“I do wish I had been open with them from the start,” Carcano says now. “If I had known they would be so comforting, it would have helped me report it sooner.”

Carcano returned to the United States for 45 days of psychological counseling. She ended the pregnancy with an abortion paid for by the family of a fellow volunteer. The Peace Corps has been barred since 1979 from covering abortions for volunteers.

Carcano returned to a new location in Peru in 2012 – only to be raped again in an attack that ended her long-planned Peace Corps’ service.

For Shannon, 27, a native of Front Royal, Va., the demands of her first rape trial in Peru made her decide to keep the second rape secret. It was only after she mentioned the second attack during long-distance telephone counseling for the first attack that Peace Corps officials became aware of the second.

“I was abruptly removed from my site and sent back to Washington for medical care,” recalls Shannon, a graduate of Shepherd University in West Virginia who enlisted despite cerebral palsy.

Sen. Frank Lautenberg, a New Jersey Democrat, has proposed legislation to provide federal health insurance coverage for abortions for Peace Corps volunteers in cases of rape, incest and the health of the mother. Full time Peace Corps staff, armed forces personnel and other federal employees already have that protection.

Volunteers “provide a valuable public service despite inherent risks,” Lautenberg says. “It is unacceptable that their own country restricts their access to care.”

Loved being a volunteer
The Peace Corps, which has ended operations in 17 countries over the past decade due to security concerns, has dispersed nearly 8,100 volunteers to hundreds of remote locations in 76 countries in 2013 to answer President Kennedy’s clarion call to help poor countries develop, help foreigners understand 
Americans and help Americans understand foreigners.

The volunteers, the vast majority young, single women in their 20s, “are not, for all relevant purposes, U.S. government employees” or diplomatic personnel entitled to protection by State Department security, the Peace Corps stipulated in a 2012 memo of understanding with the State Department’s bureau of diplomatic security.

As a result, Peace Corps volunteers rely on local police to arrest and prosecute attackers – an unpredictable process that often fails to serve as a deterrent against future attacks.

Peace Corps statistics for the three-year period ending in 2011, for example, show only 45 out of every 100 rapes, attempted rapes or major sexual assaults were reported to local police.
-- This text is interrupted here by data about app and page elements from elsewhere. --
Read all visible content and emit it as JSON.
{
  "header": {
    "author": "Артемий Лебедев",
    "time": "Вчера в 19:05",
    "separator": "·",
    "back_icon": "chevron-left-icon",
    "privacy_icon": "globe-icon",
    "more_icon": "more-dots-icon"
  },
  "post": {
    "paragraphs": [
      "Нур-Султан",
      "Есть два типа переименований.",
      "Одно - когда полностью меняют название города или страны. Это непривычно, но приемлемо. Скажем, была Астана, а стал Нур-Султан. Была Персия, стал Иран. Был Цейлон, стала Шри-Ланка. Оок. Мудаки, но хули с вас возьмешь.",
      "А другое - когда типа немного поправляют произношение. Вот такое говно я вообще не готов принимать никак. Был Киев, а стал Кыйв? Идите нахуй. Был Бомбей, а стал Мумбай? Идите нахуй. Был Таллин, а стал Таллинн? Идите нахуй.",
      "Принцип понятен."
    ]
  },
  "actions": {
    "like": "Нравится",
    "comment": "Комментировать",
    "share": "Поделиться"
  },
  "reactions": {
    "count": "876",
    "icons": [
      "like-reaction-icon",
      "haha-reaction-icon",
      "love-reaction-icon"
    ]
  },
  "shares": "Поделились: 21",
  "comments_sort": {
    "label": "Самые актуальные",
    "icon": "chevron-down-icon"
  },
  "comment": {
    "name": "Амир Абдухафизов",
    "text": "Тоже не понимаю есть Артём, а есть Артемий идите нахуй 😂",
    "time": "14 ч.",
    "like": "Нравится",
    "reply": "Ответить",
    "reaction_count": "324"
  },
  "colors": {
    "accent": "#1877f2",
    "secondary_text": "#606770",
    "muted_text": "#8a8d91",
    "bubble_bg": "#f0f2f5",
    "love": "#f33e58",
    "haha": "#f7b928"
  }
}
Of the reported attacks, only 31 cases were prosecuted and only 17 resulted in convictions.

Yet despite the risks, many Peace Corps cherish their service, usually 27 months on a living allowance followed by a $7,425 transition payment.

“I was determined to go back to Peru after the first attack,” recalls Carcano, an HIV social research assistant at the University of North Carolina’s division of infectious diseases with plans to attend medical school. “I loved being a volunteer.”

Adds Shannon, who also suffered two rapes in Peru: “It’s bittersweet for me. But I wouldn’t take back my Peace Corps’ experience for anything.” 

Stewart M. Powell is a reporter in the Hearst Newspapers Washington Bureau.

No comments:

Post a Comment